- Exercise requirements: Examine each line in the records below for the word "apps". Report how many lines contain it, and nothing else.

- Given records:
-- Opening Marker --

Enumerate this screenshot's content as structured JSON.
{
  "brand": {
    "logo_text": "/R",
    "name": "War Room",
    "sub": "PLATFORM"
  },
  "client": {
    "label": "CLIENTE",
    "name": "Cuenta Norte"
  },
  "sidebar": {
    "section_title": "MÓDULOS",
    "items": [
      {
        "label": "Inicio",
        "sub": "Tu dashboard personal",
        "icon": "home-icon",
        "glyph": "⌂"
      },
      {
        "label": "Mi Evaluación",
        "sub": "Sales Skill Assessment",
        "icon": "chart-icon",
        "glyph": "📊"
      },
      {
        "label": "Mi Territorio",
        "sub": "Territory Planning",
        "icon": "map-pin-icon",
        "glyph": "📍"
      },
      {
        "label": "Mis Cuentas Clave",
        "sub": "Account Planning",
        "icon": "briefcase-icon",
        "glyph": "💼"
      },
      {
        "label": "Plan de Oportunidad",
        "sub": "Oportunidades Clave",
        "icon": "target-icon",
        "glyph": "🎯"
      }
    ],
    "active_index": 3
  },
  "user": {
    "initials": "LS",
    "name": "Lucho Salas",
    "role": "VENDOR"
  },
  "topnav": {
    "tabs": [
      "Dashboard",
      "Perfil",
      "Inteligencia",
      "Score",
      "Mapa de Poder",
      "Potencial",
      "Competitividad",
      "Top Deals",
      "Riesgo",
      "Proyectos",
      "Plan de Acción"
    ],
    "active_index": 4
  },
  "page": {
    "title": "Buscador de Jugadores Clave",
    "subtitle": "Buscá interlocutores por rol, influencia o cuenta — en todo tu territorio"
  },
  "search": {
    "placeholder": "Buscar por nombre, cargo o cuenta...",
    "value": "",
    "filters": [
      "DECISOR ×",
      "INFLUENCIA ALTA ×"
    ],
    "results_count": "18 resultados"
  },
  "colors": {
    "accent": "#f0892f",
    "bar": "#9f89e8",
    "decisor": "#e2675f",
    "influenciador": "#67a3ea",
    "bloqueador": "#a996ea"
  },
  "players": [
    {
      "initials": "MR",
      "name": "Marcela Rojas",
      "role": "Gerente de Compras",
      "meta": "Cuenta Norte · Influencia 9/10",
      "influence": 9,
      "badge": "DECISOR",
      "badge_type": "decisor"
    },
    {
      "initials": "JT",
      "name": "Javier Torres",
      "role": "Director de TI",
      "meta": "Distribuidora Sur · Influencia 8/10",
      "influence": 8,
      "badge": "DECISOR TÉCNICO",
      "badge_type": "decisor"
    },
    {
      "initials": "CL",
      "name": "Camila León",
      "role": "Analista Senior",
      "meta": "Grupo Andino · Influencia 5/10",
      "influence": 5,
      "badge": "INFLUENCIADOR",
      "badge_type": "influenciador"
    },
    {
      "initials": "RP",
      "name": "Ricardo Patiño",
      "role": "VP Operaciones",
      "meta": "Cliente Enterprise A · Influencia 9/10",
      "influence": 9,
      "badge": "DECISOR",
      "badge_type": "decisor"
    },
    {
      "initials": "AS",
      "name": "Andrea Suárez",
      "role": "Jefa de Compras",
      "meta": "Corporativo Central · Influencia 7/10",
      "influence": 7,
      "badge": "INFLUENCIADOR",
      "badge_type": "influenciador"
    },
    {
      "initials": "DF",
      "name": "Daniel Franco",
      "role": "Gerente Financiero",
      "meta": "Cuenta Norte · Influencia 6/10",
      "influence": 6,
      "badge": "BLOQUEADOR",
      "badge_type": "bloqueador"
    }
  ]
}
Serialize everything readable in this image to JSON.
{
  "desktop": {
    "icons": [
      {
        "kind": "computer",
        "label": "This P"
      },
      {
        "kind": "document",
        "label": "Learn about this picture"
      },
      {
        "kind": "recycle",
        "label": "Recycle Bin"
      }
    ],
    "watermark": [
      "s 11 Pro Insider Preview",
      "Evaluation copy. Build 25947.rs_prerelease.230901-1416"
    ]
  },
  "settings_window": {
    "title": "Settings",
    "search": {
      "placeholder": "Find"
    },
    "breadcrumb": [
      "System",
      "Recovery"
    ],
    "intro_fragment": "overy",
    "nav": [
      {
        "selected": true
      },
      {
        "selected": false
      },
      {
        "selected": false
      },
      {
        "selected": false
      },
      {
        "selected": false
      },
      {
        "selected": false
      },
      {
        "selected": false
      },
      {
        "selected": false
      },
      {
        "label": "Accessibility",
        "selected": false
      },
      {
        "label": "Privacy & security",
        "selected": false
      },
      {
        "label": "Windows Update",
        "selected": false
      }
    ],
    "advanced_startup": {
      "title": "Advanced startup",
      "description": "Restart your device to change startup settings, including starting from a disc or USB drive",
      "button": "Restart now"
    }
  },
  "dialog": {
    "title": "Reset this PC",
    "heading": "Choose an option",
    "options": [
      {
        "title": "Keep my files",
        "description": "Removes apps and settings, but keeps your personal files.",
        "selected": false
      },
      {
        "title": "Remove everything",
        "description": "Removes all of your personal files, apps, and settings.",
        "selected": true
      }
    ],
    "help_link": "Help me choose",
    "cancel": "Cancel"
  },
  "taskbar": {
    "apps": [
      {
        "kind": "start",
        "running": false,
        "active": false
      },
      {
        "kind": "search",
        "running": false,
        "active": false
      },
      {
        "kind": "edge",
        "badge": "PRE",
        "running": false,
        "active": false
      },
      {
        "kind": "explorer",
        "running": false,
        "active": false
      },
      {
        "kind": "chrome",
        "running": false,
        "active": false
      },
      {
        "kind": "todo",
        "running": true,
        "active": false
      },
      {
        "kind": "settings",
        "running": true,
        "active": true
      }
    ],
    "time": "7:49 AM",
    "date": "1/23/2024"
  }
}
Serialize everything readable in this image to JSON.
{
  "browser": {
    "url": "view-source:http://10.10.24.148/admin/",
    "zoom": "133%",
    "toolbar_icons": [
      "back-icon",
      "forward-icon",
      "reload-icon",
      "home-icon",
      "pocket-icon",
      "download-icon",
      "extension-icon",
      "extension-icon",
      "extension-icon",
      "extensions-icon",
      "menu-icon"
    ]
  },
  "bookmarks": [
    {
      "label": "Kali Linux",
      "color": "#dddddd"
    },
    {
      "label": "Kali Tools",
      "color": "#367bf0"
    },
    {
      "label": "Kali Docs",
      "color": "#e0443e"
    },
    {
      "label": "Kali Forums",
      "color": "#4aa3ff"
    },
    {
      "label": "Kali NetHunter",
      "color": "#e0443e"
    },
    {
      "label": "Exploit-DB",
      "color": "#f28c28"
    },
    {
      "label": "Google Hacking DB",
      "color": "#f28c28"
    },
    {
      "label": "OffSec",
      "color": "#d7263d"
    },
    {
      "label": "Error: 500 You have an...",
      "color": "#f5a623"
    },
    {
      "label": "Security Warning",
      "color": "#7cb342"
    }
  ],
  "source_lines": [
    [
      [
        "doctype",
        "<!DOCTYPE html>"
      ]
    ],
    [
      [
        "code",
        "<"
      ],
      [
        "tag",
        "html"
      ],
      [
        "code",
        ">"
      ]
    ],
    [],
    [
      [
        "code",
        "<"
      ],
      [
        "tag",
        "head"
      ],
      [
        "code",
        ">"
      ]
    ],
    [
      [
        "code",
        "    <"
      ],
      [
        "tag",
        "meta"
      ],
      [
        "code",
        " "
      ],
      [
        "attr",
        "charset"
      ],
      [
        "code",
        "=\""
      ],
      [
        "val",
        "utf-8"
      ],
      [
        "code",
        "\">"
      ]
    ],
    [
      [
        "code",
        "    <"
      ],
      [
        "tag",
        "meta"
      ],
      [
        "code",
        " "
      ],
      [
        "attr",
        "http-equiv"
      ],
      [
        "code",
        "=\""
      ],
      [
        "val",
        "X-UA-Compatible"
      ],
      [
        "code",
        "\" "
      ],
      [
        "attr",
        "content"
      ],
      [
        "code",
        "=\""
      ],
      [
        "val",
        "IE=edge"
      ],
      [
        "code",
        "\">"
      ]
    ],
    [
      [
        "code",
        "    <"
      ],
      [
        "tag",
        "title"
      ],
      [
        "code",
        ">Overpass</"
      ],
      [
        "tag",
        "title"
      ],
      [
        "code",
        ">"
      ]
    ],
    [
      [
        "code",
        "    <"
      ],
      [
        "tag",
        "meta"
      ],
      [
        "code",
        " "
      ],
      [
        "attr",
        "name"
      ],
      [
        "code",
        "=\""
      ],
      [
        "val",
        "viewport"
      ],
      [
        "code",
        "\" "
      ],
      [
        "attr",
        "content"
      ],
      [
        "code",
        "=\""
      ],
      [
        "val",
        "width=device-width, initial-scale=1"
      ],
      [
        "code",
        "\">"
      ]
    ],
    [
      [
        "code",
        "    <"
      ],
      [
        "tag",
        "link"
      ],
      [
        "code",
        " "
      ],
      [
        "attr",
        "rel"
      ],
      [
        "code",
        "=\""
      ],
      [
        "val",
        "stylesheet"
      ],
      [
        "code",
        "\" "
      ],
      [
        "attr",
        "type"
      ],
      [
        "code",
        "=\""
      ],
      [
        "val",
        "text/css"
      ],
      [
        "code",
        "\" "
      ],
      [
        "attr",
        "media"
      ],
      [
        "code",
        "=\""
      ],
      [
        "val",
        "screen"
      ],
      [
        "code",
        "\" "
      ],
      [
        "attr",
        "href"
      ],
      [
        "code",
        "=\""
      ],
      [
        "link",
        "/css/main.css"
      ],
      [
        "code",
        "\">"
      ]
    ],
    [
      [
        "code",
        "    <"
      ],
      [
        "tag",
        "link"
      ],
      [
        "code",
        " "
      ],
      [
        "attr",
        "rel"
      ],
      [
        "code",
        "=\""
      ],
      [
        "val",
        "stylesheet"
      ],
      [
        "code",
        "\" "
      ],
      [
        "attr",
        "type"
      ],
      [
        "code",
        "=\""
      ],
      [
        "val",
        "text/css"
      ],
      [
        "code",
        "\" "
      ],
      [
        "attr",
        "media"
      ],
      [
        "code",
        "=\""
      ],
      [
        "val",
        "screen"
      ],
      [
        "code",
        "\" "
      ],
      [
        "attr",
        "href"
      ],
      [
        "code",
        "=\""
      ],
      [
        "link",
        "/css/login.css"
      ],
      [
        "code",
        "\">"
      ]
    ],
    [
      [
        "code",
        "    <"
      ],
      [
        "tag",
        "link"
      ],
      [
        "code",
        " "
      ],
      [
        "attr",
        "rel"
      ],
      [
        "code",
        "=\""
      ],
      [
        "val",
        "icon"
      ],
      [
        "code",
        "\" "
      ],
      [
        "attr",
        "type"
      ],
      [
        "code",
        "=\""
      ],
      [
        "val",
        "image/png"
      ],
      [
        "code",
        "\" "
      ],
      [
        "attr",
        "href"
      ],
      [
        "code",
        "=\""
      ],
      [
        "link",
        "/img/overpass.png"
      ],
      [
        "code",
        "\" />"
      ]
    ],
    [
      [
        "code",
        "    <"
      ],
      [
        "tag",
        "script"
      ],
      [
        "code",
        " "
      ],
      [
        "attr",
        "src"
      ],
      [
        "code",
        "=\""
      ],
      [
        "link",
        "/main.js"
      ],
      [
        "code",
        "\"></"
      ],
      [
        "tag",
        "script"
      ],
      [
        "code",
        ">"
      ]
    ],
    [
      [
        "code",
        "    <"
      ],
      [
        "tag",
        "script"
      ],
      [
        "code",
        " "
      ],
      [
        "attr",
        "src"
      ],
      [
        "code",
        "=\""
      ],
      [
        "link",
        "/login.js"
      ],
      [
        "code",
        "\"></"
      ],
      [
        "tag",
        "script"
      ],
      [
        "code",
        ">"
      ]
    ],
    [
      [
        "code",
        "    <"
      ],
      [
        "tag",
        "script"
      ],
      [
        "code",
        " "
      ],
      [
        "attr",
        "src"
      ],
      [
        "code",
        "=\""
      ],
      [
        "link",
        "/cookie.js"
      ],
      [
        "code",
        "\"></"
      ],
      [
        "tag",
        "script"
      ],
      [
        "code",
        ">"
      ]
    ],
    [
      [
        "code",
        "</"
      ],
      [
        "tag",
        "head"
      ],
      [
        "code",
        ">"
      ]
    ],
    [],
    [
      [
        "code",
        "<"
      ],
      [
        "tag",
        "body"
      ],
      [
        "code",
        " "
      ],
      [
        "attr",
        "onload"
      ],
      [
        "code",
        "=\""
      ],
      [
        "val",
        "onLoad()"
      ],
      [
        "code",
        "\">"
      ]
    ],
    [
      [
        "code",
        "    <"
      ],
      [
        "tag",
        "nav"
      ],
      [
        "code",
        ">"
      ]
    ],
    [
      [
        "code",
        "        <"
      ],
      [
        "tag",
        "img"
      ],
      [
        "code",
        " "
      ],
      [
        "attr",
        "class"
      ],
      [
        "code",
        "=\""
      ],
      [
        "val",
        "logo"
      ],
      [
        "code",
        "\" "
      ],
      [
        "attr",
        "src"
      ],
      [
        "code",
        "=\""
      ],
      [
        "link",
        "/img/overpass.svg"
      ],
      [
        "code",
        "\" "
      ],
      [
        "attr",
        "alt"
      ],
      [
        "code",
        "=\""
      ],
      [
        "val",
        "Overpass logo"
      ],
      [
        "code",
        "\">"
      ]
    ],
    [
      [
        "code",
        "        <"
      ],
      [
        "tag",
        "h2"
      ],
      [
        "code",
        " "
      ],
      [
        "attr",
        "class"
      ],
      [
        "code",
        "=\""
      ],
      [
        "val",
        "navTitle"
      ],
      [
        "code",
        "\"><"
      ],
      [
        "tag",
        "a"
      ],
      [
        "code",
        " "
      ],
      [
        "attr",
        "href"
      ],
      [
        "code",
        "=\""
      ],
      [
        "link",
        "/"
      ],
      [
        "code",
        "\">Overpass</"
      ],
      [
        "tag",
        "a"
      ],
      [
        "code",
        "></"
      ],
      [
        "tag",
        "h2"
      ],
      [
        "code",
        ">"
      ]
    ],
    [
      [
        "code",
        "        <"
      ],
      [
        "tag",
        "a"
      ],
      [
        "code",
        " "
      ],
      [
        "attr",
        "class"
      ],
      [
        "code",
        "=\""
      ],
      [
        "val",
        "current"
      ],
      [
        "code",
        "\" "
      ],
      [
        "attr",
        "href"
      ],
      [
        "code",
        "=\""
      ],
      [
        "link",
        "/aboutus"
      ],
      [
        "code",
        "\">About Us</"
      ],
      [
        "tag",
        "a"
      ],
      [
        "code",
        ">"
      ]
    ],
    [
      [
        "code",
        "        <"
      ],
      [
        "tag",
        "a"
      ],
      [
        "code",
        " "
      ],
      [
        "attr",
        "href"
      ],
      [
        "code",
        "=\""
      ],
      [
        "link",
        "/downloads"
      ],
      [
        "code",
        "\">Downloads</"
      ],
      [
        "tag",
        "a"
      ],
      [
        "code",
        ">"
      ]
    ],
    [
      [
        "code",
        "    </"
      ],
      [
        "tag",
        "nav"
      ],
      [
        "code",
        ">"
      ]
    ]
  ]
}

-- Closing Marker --

- Response to this task: 3